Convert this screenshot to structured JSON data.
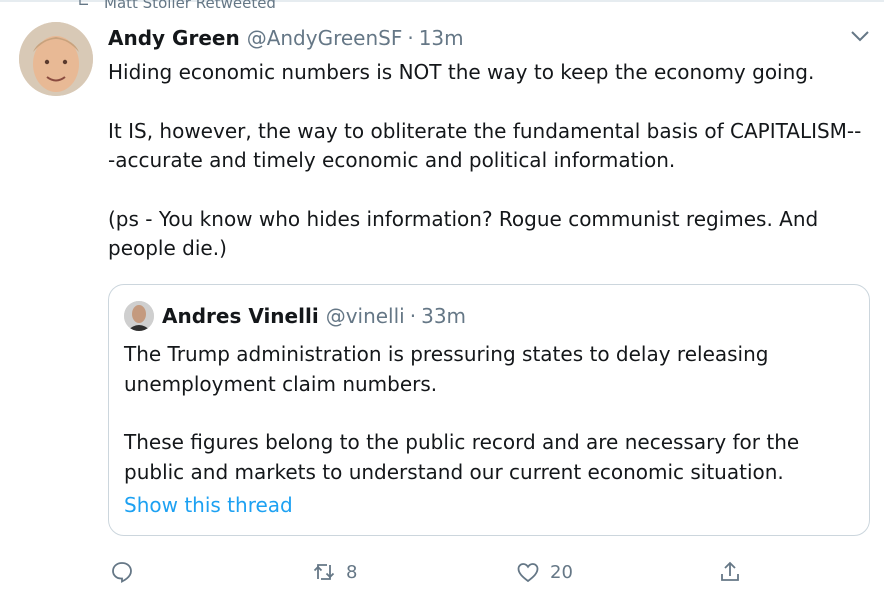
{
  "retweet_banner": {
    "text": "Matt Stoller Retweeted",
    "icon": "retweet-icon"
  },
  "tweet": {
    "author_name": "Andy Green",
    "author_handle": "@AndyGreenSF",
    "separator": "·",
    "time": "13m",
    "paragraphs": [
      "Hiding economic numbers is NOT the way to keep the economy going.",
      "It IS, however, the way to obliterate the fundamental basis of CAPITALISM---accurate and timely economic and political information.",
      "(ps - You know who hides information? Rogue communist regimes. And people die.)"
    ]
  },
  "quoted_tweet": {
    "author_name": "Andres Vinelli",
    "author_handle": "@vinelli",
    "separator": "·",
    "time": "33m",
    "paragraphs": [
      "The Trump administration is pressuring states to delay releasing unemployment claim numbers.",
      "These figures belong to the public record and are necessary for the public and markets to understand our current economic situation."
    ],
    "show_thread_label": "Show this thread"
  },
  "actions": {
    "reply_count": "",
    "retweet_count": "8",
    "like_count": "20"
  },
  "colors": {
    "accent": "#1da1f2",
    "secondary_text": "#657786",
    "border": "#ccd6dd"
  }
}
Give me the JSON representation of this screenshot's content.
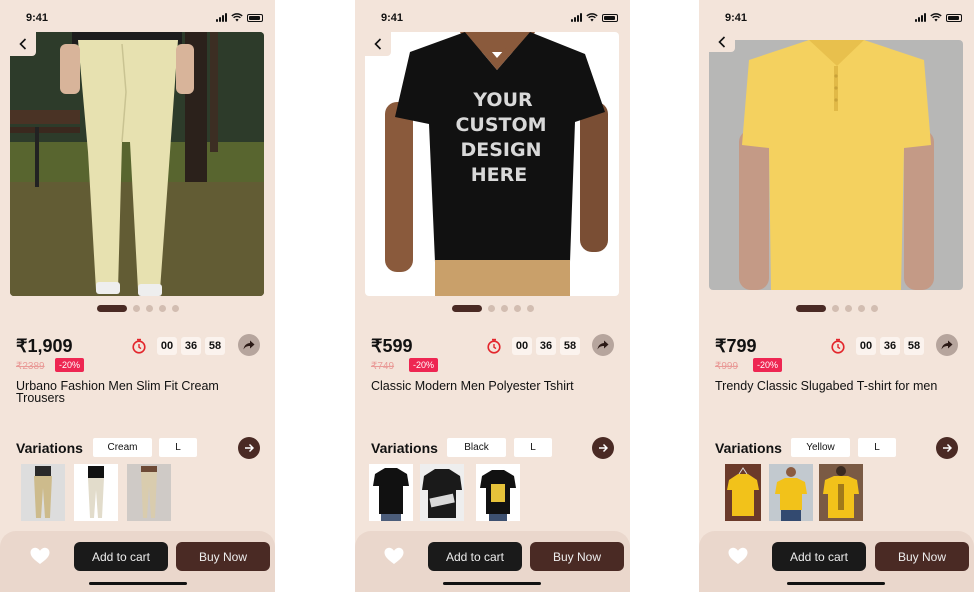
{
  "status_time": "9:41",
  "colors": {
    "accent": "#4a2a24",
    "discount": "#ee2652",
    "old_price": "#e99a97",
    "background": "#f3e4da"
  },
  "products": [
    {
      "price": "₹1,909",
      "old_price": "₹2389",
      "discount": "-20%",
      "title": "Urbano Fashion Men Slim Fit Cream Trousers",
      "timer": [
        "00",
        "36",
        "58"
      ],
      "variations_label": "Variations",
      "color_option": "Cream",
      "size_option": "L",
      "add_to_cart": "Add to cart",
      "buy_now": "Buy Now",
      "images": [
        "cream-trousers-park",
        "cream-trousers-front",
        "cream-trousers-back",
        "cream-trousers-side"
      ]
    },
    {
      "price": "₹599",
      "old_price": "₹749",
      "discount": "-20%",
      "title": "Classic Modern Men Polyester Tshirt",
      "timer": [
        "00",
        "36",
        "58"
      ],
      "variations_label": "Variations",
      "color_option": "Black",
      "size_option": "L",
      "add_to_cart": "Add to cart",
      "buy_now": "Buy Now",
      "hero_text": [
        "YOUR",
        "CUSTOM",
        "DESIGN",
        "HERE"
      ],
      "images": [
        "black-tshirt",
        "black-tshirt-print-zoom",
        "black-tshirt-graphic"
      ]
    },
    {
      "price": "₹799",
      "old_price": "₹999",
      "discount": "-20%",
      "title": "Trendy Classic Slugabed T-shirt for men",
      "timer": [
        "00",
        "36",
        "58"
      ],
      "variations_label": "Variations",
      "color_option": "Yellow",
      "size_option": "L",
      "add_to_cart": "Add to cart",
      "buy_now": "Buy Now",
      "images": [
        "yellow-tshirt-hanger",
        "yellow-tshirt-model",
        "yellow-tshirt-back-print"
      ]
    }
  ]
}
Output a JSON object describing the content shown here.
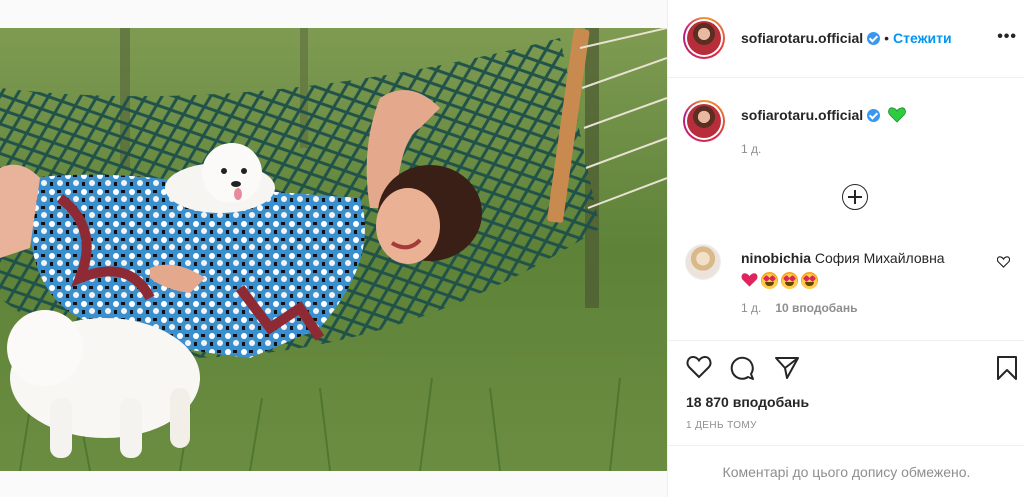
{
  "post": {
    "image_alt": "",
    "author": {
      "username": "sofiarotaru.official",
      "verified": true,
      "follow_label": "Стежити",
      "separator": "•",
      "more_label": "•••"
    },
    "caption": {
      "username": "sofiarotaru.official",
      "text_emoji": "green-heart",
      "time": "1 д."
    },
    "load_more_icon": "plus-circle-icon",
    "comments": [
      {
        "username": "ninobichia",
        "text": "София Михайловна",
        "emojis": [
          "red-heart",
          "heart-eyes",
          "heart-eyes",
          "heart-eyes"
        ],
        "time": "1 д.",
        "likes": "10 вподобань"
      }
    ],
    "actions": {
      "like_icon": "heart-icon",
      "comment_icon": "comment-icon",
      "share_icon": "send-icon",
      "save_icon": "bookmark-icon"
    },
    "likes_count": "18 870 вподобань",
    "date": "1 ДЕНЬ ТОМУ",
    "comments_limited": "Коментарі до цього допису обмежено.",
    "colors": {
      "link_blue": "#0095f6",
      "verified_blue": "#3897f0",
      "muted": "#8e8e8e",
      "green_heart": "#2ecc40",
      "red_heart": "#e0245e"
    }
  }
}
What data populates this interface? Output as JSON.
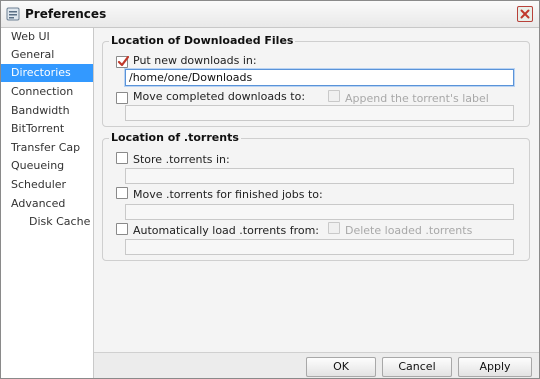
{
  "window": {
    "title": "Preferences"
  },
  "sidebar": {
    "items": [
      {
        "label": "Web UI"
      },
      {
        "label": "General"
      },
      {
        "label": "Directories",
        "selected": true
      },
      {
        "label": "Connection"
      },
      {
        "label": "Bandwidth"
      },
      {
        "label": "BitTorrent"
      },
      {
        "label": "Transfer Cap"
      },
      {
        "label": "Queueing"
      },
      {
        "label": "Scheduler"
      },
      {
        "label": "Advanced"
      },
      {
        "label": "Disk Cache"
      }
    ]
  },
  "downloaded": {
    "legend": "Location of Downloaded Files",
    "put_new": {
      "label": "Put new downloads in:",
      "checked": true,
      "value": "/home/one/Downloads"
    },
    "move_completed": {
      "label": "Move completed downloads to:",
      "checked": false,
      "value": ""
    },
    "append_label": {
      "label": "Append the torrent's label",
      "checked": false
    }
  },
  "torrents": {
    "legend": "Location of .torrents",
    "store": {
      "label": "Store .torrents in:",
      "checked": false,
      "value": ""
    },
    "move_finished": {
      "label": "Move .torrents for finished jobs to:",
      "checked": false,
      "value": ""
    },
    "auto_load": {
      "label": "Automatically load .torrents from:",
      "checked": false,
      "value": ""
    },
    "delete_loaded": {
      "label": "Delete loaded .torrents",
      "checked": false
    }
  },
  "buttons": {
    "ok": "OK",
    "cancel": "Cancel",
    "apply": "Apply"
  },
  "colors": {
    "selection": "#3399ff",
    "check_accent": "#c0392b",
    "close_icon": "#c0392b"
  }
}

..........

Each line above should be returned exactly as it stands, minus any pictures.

Convert this screenshot to structured JSON data.
{
  "retweet_banner": {
    "text": "Matt Stoller Retweeted",
    "icon": "retweet-icon"
  },
  "tweet": {
    "author_name": "Andy Green",
    "author_handle": "@AndyGreenSF",
    "separator": "·",
    "time": "13m",
    "paragraphs": [
      "Hiding economic numbers is NOT the way to keep the economy going.",
      "It IS, however, the way to obliterate the fundamental basis of CAPITALISM---accurate and timely economic and political information.",
      "(ps - You know who hides information? Rogue communist regimes. And people die.)"
    ]
  },
  "quoted_tweet": {
    "author_name": "Andres Vinelli",
    "author_handle": "@vinelli",
    "separator": "·",
    "time": "33m",
    "paragraphs": [
      "The Trump administration is pressuring states to delay releasing unemployment claim numbers.",
      "These figures belong to the public record and are necessary for the public and markets to understand our current economic situation."
    ],
    "show_thread_label": "Show this thread"
  },
  "actions": {
    "reply_count": "",
    "retweet_count": "8",
    "like_count": "20"
  },
  "colors": {
    "accent": "#1da1f2",
    "secondary_text": "#657786",
    "border": "#ccd6dd"
  }
}
Give me the JSON representation of this screenshot's content.
{
  "status_time": "9:41",
  "colors": {
    "accent": "#4a2a24",
    "discount": "#ee2652",
    "old_price": "#e99a97",
    "background": "#f3e4da"
  },
  "products": [
    {
      "price": "₹1,909",
      "old_price": "₹2389",
      "discount": "-20%",
      "title": "Urbano Fashion Men Slim Fit Cream Trousers",
      "timer": [
        "00",
        "36",
        "58"
      ],
      "variations_label": "Variations",
      "color_option": "Cream",
      "size_option": "L",
      "add_to_cart": "Add to cart",
      "buy_now": "Buy Now",
      "images": [
        "cream-trousers-park",
        "cream-trousers-front",
        "cream-trousers-back",
        "cream-trousers-side"
      ]
    },
    {
      "price": "₹599",
      "old_price": "₹749",
      "discount": "-20%",
      "title": "Classic Modern Men Polyester Tshirt",
      "timer": [
        "00",
        "36",
        "58"
      ],
      "variations_label": "Variations",
      "color_option": "Black",
      "size_option": "L",
      "add_to_cart": "Add to cart",
      "buy_now": "Buy Now",
      "hero_text": [
        "YOUR",
        "CUSTOM",
        "DESIGN",
        "HERE"
      ],
      "images": [
        "black-tshirt",
        "black-tshirt-print-zoom",
        "black-tshirt-graphic"
      ]
    },
    {
      "price": "₹799",
      "old_price": "₹999",
      "discount": "-20%",
      "title": "Trendy Classic Slugabed T-shirt for men",
      "timer": [
        "00",
        "36",
        "58"
      ],
      "variations_label": "Variations",
      "color_option": "Yellow",
      "size_option": "L",
      "add_to_cart": "Add to cart",
      "buy_now": "Buy Now",
      "images": [
        "yellow-tshirt-hanger",
        "yellow-tshirt-model",
        "yellow-tshirt-back-print"
      ]
    }
  ]
}
Output a JSON object describing the content shown here.
{
  "post": {
    "image_alt": "",
    "author": {
      "username": "sofiarotaru.official",
      "verified": true,
      "follow_label": "Стежити",
      "separator": "•",
      "more_label": "•••"
    },
    "caption": {
      "username": "sofiarotaru.official",
      "text_emoji": "green-heart",
      "time": "1 д."
    },
    "load_more_icon": "plus-circle-icon",
    "comments": [
      {
        "username": "ninobichia",
        "text": "София Михайловна",
        "emojis": [
          "red-heart",
          "heart-eyes",
          "heart-eyes",
          "heart-eyes"
        ],
        "time": "1 д.",
        "likes": "10 вподобань"
      }
    ],
    "actions": {
      "like_icon": "heart-icon",
      "comment_icon": "comment-icon",
      "share_icon": "send-icon",
      "save_icon": "bookmark-icon"
    },
    "likes_count": "18 870 вподобань",
    "date": "1 ДЕНЬ ТОМУ",
    "comments_limited": "Коментарі до цього допису обмежено.",
    "colors": {
      "link_blue": "#0095f6",
      "verified_blue": "#3897f0",
      "muted": "#8e8e8e",
      "green_heart": "#2ecc40",
      "red_heart": "#e0245e"
    }
  }
}
What data populates this interface? Output as JSON.
{
  "window": {
    "title": "Preferences"
  },
  "sidebar": {
    "items": [
      {
        "label": "Web UI"
      },
      {
        "label": "General"
      },
      {
        "label": "Directories",
        "selected": true
      },
      {
        "label": "Connection"
      },
      {
        "label": "Bandwidth"
      },
      {
        "label": "BitTorrent"
      },
      {
        "label": "Transfer Cap"
      },
      {
        "label": "Queueing"
      },
      {
        "label": "Scheduler"
      },
      {
        "label": "Advanced"
      },
      {
        "label": "Disk Cache"
      }
    ]
  },
  "downloaded": {
    "legend": "Location of Downloaded Files",
    "put_new": {
      "label": "Put new downloads in:",
      "checked": true,
      "value": "/home/one/Downloads"
    },
    "move_completed": {
      "label": "Move completed downloads to:",
      "checked": false,
      "value": ""
    },
    "append_label": {
      "label": "Append the torrent's label",
      "checked": false
    }
  },
  "torrents": {
    "legend": "Location of .torrents",
    "store": {
      "label": "Store .torrents in:",
      "checked": false,
      "value": ""
    },
    "move_finished": {
      "label": "Move .torrents for finished jobs to:",
      "checked": false,
      "value": ""
    },
    "auto_load": {
      "label": "Automatically load .torrents from:",
      "checked": false,
      "value": ""
    },
    "delete_loaded": {
      "label": "Delete loaded .torrents",
      "checked": false
    }
  },
  "buttons": {
    "ok": "OK",
    "cancel": "Cancel",
    "apply": "Apply"
  },
  "colors": {
    "selection": "#3399ff",
    "check_accent": "#c0392b",
    "close_icon": "#c0392b"
  }
}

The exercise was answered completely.